Top Tracks: “Pac-Man” (Ft. ScHoolboy Q), “Momentary Bliss” (Ft. slowthai and Slaves), The Valley of the Pagans (Ft. Beck)
When ground broke in 2017 for the construction of the Brockman Hall for Opera, no one could have predicted that the first show in the new hall would be one without an audience. The new hall, equipped with a three-tiered, 600-seat European-style theater, the first of its kind according to the Shepherd School of Music’s website, amongst all U.S. conservatories and universities, will be completely empty for its pre-recorded and lip-synced showing of the little-known chamber opera: “Der Kaiser von Atlantis.”
In a world becoming increasingly dependent on dual-delivery, one has to ask how visual art, a mode of communication previously relegated mostly to the physical, is adapting to the ongoing COVID-19 pandemic.

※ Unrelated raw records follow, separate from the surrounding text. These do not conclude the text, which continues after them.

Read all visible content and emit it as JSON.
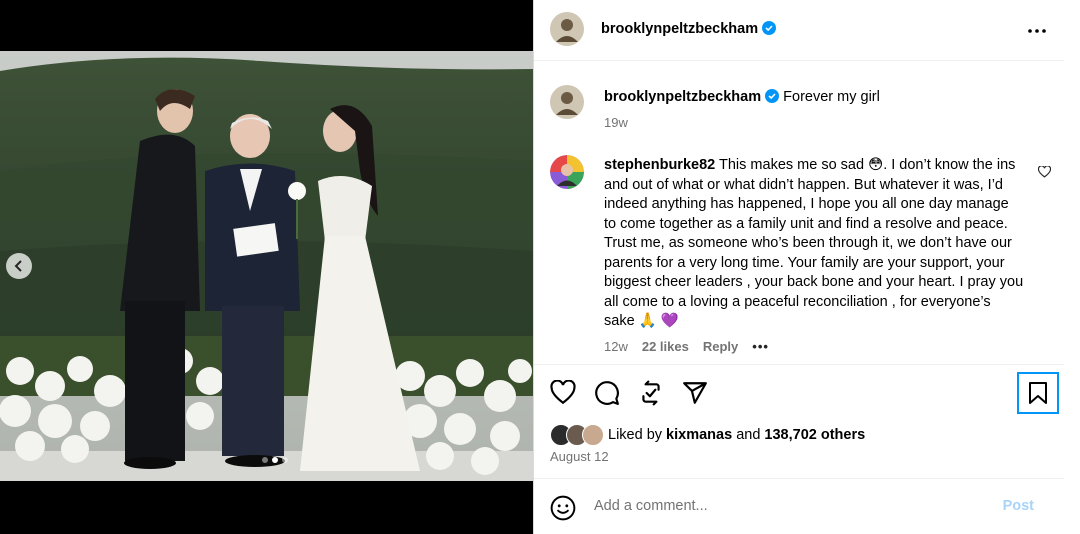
{
  "post": {
    "username": "brooklynpeltzbeckham",
    "verified": true,
    "avatar_icon": "profile-photo-icon",
    "more_icon": "more-horizontal-icon"
  },
  "caption": {
    "username": "brooklynpeltzbeckham",
    "text": "Forever my girl",
    "age": "19w"
  },
  "comment": {
    "username": "stephenburke82",
    "text": "This makes me so sad 😳. I don’t know the ins and out of what or what didn’t happen. But whatever it was, I’d indeed anything has happened, I hope you all one day manage to come together as a family unit and find a resolve and peace. Trust me, as someone who’s been through it, we don’t have our parents for a very long time. Your family are your support, your biggest cheer leaders , your back bone and your heart. I pray you all come to a loving a peaceful reconciliation , for everyone’s sake 🙏 💜",
    "age": "12w",
    "likes": "22 likes",
    "reply": "Reply",
    "more": "•••"
  },
  "actions": {
    "like_icon": "heart-icon",
    "comment_icon": "comment-icon",
    "share_icon": "repost-icon",
    "send_icon": "send-icon",
    "save_icon": "bookmark-icon"
  },
  "likes": {
    "prefix": "Liked by",
    "user": "kixmanas",
    "and": "and",
    "count": "138,702 others"
  },
  "date": "August 12",
  "add_comment": {
    "placeholder": "Add a comment...",
    "post_label": "Post"
  },
  "media": {
    "carousel_dots": 3,
    "active_dot": 1
  },
  "colors": {
    "verified": "#0095f6",
    "link": "#0095f6",
    "muted": "#737373",
    "post_disabled": "#a8d4fb"
  }
}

An example of this dual-delivery form of visual art can be found at the newly renamed, student-run Sleepy Cyborg Gallery in their first exhibition of the year called “quaranzine.”